What is the Consumer Buying Process?
With any decent marketing strategy or campaign, it’s wise to take the whole purchasing process and examine it from the point of view of the consumer. Why? While you can make assumptions about what may or may not work, being informed and knowledgeable about the process – and how people get to the point where they are ready to commit and make a purchase – is essential to understanding the way your customers think. Once you have that information, you can design a process and strategy that not only appeals to the right people but nearly guarantees that they make the decision to buy what you are offering.
What is the difference between the consumer buying process and your sales process?
For many salespeople or marketers, there is a misconception that the consumer buying process and the sales process are one and the same. This simply isn’t the case. While the buying process can, and should, impact the direction of the sales process, one is about what the customer experiences while trying to make a choice and the other is how to reach that individual and sway them to commit to the product or service. Without a full understanding of the current buying process, sales will fail to close as often as they could.
Consumer Buying Process Breakdown
Currently, the consumer buying process includes six steps.
- First, the consumer must identify a problem that requires a solution. This is the first step of any purchasing decision. Marketers skilled in creating a problem for the consumer and then engaging the individual by offering an attractive solution take control of the situation instead of waiting for the public to identify the problem on their own.
- The second step involves research. Most individuals will not immediately jump into buying an item without looking into the options available first. Establishing credibility online for your business, and your products, is the way to stand out during this phase.
- Next, they are going to check out your competition. What are the alternatives available? Can they find a similar product or service – of equal quality and credibility – but at a much better price? If so, you’ve got your work cut out for you in terms of either changing your pricing structure or increasing your marketing to establish that your offering outshines all other alternatives.
- Fourth, it’s time to make a choice. If they aren’t already sold at this point, reminders or retargeting might be needed.

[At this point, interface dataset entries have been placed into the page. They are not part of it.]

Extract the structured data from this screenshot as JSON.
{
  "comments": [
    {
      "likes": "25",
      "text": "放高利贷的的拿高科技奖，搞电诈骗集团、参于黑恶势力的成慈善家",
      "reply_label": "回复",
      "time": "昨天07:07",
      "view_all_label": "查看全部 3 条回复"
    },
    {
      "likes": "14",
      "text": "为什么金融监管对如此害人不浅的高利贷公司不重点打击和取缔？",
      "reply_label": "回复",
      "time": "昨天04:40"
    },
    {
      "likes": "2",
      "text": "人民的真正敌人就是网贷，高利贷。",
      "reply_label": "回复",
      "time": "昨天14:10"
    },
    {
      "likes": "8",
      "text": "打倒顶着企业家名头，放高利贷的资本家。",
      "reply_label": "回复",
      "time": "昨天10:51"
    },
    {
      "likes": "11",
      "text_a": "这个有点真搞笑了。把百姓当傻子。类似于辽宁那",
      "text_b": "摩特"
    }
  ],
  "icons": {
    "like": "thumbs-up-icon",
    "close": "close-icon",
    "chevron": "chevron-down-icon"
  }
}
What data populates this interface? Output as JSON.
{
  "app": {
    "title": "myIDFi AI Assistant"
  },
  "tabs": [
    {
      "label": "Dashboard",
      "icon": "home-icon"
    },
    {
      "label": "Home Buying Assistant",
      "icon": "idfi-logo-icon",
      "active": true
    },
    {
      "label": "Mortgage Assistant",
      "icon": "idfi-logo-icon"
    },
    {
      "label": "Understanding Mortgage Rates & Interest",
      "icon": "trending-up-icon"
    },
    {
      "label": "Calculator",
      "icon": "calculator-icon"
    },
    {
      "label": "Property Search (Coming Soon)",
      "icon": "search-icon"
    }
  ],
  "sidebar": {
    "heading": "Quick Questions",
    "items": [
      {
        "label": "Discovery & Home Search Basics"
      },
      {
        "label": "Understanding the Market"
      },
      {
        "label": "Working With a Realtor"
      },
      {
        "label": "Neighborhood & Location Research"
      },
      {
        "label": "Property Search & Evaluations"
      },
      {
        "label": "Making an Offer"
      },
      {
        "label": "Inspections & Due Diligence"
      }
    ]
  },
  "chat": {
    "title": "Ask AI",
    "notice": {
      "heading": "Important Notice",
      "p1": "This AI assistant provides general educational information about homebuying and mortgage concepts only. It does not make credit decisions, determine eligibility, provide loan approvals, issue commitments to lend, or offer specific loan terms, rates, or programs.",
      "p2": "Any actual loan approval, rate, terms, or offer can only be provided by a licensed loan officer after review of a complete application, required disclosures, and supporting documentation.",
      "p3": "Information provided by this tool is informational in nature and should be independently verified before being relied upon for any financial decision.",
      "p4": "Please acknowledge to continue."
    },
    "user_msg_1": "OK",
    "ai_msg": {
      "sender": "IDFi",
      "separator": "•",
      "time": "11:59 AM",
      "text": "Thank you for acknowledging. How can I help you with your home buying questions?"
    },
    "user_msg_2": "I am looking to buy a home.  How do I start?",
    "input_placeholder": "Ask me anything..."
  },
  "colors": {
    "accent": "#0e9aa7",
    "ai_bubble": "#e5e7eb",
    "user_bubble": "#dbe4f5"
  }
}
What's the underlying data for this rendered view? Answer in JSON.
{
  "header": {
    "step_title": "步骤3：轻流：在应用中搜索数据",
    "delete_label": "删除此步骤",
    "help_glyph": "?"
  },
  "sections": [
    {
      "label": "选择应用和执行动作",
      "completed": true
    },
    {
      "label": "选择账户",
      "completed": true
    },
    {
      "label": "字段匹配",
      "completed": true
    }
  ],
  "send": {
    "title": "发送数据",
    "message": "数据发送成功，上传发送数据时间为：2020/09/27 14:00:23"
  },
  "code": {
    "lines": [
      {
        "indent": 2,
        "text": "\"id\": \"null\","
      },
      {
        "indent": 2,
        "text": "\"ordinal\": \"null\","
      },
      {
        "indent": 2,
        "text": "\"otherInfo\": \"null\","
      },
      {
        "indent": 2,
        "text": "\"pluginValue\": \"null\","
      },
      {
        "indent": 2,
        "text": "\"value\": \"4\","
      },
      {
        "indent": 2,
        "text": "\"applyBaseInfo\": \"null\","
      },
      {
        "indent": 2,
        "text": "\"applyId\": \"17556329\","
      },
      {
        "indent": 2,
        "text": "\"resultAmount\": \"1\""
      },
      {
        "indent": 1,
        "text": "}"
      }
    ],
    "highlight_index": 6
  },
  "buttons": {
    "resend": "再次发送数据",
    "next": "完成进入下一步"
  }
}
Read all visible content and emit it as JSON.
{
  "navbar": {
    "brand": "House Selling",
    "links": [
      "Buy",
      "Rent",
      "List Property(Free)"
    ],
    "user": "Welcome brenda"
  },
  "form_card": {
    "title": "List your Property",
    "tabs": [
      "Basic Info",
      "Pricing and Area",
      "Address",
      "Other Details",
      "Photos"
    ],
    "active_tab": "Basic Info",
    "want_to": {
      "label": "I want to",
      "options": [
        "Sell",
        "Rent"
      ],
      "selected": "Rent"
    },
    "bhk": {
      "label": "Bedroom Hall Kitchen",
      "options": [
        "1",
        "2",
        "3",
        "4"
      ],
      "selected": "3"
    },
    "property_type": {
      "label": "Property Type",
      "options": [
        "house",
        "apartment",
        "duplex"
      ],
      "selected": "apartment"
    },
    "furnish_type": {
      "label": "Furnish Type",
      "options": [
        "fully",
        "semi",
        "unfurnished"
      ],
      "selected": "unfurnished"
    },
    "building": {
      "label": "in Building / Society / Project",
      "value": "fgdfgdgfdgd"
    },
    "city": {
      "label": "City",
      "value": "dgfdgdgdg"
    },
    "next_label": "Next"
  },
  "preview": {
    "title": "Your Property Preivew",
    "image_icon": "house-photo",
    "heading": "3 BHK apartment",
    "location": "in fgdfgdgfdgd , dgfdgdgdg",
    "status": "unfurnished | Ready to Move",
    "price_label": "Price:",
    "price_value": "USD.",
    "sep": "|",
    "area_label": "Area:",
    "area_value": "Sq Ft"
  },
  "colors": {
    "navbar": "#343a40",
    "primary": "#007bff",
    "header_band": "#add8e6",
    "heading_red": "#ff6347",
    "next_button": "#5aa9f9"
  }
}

If the item is just sitting in a shopping cart without completing the payment cycle – something is keeping that consumer from biting the bullet and buying the item. This step is crucial because if they walk away, it’s going to make even more work to bring them back and convince them to buy.
- Now it’s time to make a purchase. You are almost in the clear, but not yet. Is your purchasing process simple, clear, and easy to use? Are you shipping options attractive? Taxes and fees? Is the website easy to use? Any of these factors can stop the purchase altogether. Be certain your process is straightforward and easy to use.
- Lastly, you’ve gotten the sale. Congratulations! You might think you are done and ready to move on to the next sale, but you aren’t done yet. Customer loyalty is at stake. Are they happy with their purchase? Do they feel appreciated? Have you convinced the consumer that buying from you is worthwhile? What will they say online about you?
What works in 2017 will most likely be ineffective in 2020, so staying on top of changing trends in ecommerce, payment processing, marketing, and shopping is critical. Currently, the top three factors weighed from most shopping when it comes time to make a buying decision are price, shipping cost and delivery options, and discount opportunities.
According to the Bright Local 2016 Local Consumer Review Survey, 84% of people trust online reviews as much as they do personal recommendations from friends or family members. A company’s online reputation and presence is now playing a big role in the decision making process. You can pretty much count on the fact that your customers are researching you, your company, and your products online before they make a final choice.
Don’t forget social media. As more platforms become shopper friendly, social media will play an even larger role in the consumer purchasing process. Right now 23% of shoppers admit that they are influenced by social recommendations and reviews on social platforms.
Time to decide
Ecommerce sites have picked up on the fact that most consumers won’t make a purchasing decision the first time they encounter an item they might be interested in. They attempt to counter this problem by sending notifications and reminders to potential buyers about an item that was previously considered online.
Online shopping trends
A whopping 96% of shoppers in the US have purchased something online at least once. In fact, according to Big Commerce, 51% of Americans prefer to do their shopping online.
Every year new technology arrives on the scene that changes the consumer buying process. The increased popularity of mobile, combined with new payment options, and online research avenues make the current buying process drastically different than it was even 5 years ago. Business should stay on top of current online shopping trends and then modify their sales process appropriately.
In order to stay on top of how consumers shop, it’s vital that companies examine all of these factors and then adapt their approach to achieve the best possible returns on their sales strategy.